__Problem requirements__.
Although the entries contain pictures, only their words should be duplicated exactly.

__Material for this exercise__.
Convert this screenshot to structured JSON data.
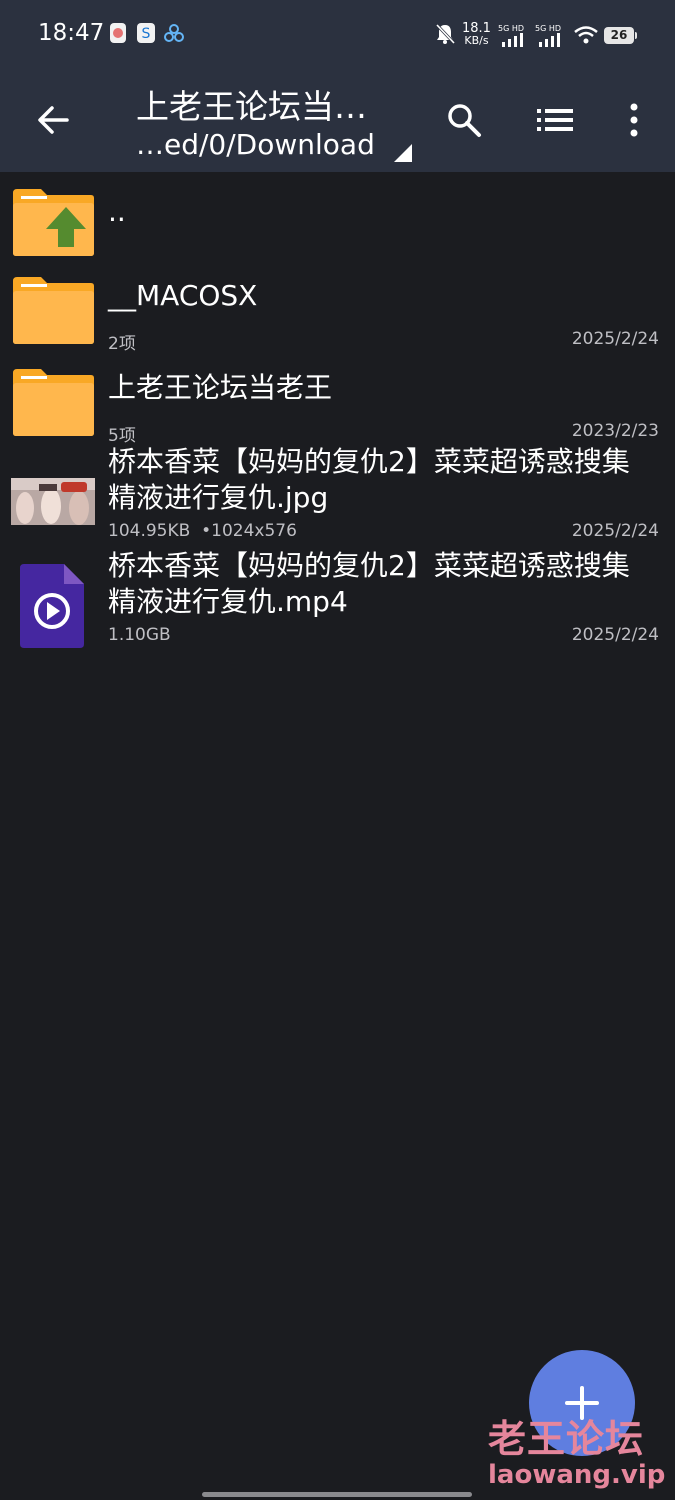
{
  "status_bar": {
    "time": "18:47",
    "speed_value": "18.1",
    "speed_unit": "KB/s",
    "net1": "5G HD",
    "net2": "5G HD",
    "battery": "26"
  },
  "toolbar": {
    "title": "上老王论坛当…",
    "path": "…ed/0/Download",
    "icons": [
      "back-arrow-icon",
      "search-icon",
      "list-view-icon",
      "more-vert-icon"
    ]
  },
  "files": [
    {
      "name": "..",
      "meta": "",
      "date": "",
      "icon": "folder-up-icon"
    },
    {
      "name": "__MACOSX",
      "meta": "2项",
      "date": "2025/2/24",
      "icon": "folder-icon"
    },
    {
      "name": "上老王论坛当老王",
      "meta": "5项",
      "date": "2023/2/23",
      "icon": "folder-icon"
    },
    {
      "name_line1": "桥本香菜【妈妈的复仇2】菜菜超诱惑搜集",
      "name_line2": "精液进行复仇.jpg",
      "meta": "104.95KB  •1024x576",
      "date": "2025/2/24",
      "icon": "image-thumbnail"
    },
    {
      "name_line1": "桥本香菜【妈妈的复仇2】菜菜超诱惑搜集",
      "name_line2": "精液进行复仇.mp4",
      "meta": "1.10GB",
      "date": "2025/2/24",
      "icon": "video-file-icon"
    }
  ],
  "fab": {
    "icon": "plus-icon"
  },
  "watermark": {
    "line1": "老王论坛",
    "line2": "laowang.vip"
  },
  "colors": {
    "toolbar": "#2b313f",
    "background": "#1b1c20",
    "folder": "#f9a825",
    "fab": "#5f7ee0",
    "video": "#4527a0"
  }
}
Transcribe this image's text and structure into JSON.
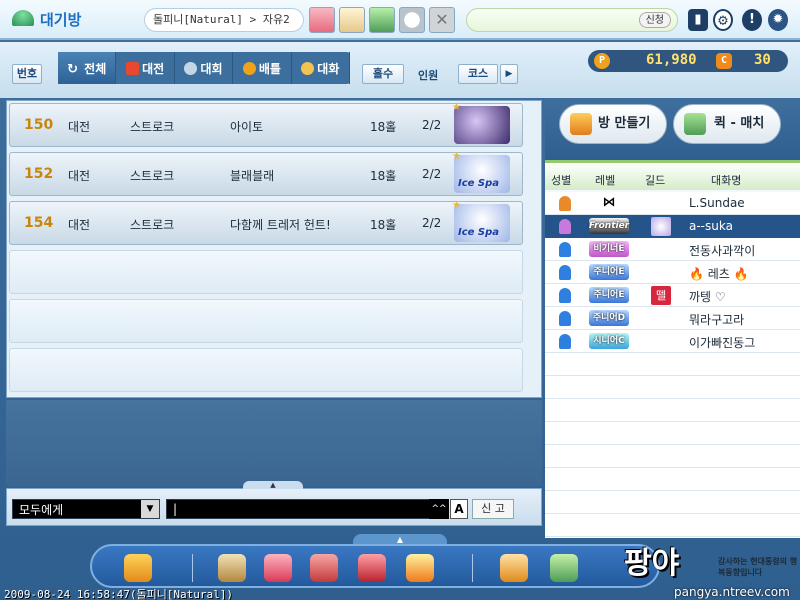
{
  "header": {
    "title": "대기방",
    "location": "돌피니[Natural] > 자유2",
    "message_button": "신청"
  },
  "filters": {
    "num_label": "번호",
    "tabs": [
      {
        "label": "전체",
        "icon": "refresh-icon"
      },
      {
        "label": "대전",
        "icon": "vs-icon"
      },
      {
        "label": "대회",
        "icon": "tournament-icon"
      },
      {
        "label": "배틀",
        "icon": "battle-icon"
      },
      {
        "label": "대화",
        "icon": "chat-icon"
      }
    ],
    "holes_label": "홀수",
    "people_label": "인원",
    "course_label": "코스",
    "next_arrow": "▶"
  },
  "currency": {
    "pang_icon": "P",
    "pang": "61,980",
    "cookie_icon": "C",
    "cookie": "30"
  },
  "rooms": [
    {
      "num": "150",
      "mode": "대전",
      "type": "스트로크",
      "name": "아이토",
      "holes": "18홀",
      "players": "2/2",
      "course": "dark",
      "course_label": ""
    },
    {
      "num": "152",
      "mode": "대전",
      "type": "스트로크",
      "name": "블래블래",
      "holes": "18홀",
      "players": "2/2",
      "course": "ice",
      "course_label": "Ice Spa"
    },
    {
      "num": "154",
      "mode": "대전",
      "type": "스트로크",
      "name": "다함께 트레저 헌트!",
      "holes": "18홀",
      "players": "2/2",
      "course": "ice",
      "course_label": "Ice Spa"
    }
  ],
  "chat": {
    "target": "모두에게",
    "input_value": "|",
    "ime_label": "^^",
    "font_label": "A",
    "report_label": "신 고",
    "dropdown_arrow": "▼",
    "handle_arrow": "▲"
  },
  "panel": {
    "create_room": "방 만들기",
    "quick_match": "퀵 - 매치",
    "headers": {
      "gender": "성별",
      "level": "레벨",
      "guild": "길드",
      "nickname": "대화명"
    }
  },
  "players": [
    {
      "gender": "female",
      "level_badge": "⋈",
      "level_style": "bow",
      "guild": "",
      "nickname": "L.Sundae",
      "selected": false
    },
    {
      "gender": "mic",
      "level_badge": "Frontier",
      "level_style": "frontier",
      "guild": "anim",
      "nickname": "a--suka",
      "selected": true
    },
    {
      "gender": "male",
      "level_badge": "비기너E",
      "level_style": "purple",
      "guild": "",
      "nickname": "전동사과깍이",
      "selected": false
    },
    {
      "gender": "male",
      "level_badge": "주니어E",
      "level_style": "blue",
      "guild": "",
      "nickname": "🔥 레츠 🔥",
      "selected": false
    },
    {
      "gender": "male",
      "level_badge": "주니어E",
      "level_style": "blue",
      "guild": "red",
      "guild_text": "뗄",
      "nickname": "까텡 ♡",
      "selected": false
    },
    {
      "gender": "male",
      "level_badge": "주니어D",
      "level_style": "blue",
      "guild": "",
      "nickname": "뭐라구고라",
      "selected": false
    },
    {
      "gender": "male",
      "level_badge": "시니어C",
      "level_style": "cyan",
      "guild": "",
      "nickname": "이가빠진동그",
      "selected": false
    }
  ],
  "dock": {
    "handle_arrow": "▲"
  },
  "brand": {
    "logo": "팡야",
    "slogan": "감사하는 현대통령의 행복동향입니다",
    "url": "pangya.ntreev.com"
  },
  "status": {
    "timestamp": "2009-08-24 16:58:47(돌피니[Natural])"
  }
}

__Task output__.
Convert this screenshot to structured JSON data.
{
  "status_bar": {
    "time": "18:47",
    "speed_value": "18.1",
    "speed_unit": "KB/s",
    "net1": "5G HD",
    "net2": "5G HD",
    "battery": "26"
  },
  "toolbar": {
    "title": "上老王论坛当…",
    "path": "…ed/0/Download",
    "icons": [
      "back-arrow-icon",
      "search-icon",
      "list-view-icon",
      "more-vert-icon"
    ]
  },
  "files": [
    {
      "name": "..",
      "meta": "",
      "date": "",
      "icon": "folder-up-icon"
    },
    {
      "name": "__MACOSX",
      "meta": "2项",
      "date": "2025/2/24",
      "icon": "folder-icon"
    },
    {
      "name": "上老王论坛当老王",
      "meta": "5项",
      "date": "2023/2/23",
      "icon": "folder-icon"
    },
    {
      "name_line1": "桥本香菜【妈妈的复仇2】菜菜超诱惑搜集",
      "name_line2": "精液进行复仇.jpg",
      "meta": "104.95KB  •1024x576",
      "date": "2025/2/24",
      "icon": "image-thumbnail"
    },
    {
      "name_line1": "桥本香菜【妈妈的复仇2】菜菜超诱惑搜集",
      "name_line2": "精液进行复仇.mp4",
      "meta": "1.10GB",
      "date": "2025/2/24",
      "icon": "video-file-icon"
    }
  ],
  "fab": {
    "icon": "plus-icon"
  },
  "watermark": {
    "line1": "老王论坛",
    "line2": "laowang.vip"
  },
  "colors": {
    "toolbar": "#2b313f",
    "background": "#1b1c20",
    "folder": "#f9a825",
    "fab": "#5f7ee0",
    "video": "#4527a0"
  }
}
Transcribe this image's text and structure into JSON.
{
  "header": {
    "title": "대기방",
    "location": "돌피니[Natural] > 자유2",
    "message_button": "신청"
  },
  "filters": {
    "num_label": "번호",
    "tabs": [
      {
        "label": "전체",
        "icon": "refresh-icon"
      },
      {
        "label": "대전",
        "icon": "vs-icon"
      },
      {
        "label": "대회",
        "icon": "tournament-icon"
      },
      {
        "label": "배틀",
        "icon": "battle-icon"
      },
      {
        "label": "대화",
        "icon": "chat-icon"
      }
    ],
    "holes_label": "홀수",
    "people_label": "인원",
    "course_label": "코스",
    "next_arrow": "▶"
  },
  "currency": {
    "pang_icon": "P",
    "pang": "61,980",
    "cookie_icon": "C",
    "cookie": "30"
  },
  "rooms": [
    {
      "num": "150",
      "mode": "대전",
      "type": "스트로크",
      "name": "아이토",
      "holes": "18홀",
      "players": "2/2",
      "course": "dark",
      "course_label": ""
    },
    {
      "num": "152",
      "mode": "대전",
      "type": "스트로크",
      "name": "블래블래",
      "holes": "18홀",
      "players": "2/2",
      "course": "ice",
      "course_label": "Ice Spa"
    },
    {
      "num": "154",
      "mode": "대전",
      "type": "스트로크",
      "name": "다함께 트레저 헌트!",
      "holes": "18홀",
      "players": "2/2",
      "course": "ice",
      "course_label": "Ice Spa"
    }
  ],
  "chat": {
    "target": "모두에게",
    "input_value": "|",
    "ime_label": "^^",
    "font_label": "A",
    "report_label": "신 고",
    "dropdown_arrow": "▼",
    "handle_arrow": "▲"
  },
  "panel": {
    "create_room": "방 만들기",
    "quick_match": "퀵 - 매치",
    "headers": {
      "gender": "성별",
      "level": "레벨",
      "guild": "길드",
      "nickname": "대화명"
    }
  },
  "players": [
    {
      "gender": "female",
      "level_badge": "⋈",
      "level_style": "bow",
      "guild": "",
      "nickname": "L.Sundae",
      "selected": false
    },
    {
      "gender": "mic",
      "level_badge": "Frontier",
      "level_style": "frontier",
      "guild": "anim",
      "nickname": "a--suka",
      "selected": true
    },
    {
      "gender": "male",
      "level_badge": "비기너E",
      "level_style": "purple",
      "guild": "",
      "nickname": "전동사과깍이",
      "selected": false
    },
    {
      "gender": "male",
      "level_badge": "주니어E",
      "level_style": "blue",
      "guild": "",
      "nickname": "🔥 레츠 🔥",
      "selected": false
    },
    {
      "gender": "male",
      "level_badge": "주니어E",
      "level_style": "blue",
      "guild": "red",
      "guild_text": "뗄",
      "nickname": "까텡 ♡",
      "selected": false
    },
    {
      "gender": "male",
      "level_badge": "주니어D",
      "level_style": "blue",
      "guild": "",
      "nickname": "뭐라구고라",
      "selected": false
    },
    {
      "gender": "male",
      "level_badge": "시니어C",
      "level_style": "cyan",
      "guild": "",
      "nickname": "이가빠진동그",
      "selected": false
    }
  ],
  "dock": {
    "handle_arrow": "▲"
  },
  "brand": {
    "logo": "팡야",
    "slogan": "감사하는 현대통령의 행복동향입니다",
    "url": "pangya.ntreev.com"
  },
  "status": {
    "timestamp": "2009-08-24 16:58:47(돌피니[Natural])"
  }
}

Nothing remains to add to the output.